#### Problem statement:
What follows is a listing to be repeated in full and without alteration.

#### The data:
-*-*-

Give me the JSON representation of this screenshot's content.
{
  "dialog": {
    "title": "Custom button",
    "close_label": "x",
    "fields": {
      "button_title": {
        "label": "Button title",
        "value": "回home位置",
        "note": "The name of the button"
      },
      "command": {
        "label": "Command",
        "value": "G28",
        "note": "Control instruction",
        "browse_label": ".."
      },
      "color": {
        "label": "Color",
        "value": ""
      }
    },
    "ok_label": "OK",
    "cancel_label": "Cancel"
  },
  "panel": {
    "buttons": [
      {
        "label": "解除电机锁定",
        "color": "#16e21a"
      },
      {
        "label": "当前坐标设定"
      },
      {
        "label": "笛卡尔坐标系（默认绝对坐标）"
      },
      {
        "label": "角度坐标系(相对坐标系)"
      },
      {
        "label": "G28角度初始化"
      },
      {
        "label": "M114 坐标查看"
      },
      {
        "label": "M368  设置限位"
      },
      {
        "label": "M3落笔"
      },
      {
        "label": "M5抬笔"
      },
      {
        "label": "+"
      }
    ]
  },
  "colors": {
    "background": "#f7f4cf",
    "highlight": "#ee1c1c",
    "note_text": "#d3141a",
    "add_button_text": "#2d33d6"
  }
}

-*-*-

#### Response box:
Give me the JSON representation of this screenshot's content.
{
  "dialog": {
    "title": "Custom button",
    "close_label": "x",
    "fields": {
      "button_title": {
        "label": "Button title",
        "value": "回home位置",
        "note": "The name of the button"
      },
      "command": {
        "label": "Command",
        "value": "G28",
        "note": "Control instruction",
        "browse_label": ".."
      },
      "color": {
        "label": "Color",
        "value": ""
      }
    },
    "ok_label": "OK",
    "cancel_label": "Cancel"
  },
  "panel": {
    "buttons": [
      {
        "label": "解除电机锁定",
        "color": "#16e21a"
      },
      {
        "label": "当前坐标设定"
      },
      {
        "label": "笛卡尔坐标系（默认绝对坐标）"
      },
      {
        "label": "角度坐标系(相对坐标系)"
      },
      {
        "label": "G28角度初始化"
      },
      {
        "label": "M114 坐标查看"
      },
      {
        "label": "M368  设置限位"
      },
      {
        "label": "M3落笔"
      },
      {
        "label": "M5抬笔"
      },
      {
        "label": "+"
      }
    ]
  },
  "colors": {
    "background": "#f7f4cf",
    "highlight": "#ee1c1c",
    "note_text": "#d3141a",
    "add_button_text": "#2d33d6"
  }
}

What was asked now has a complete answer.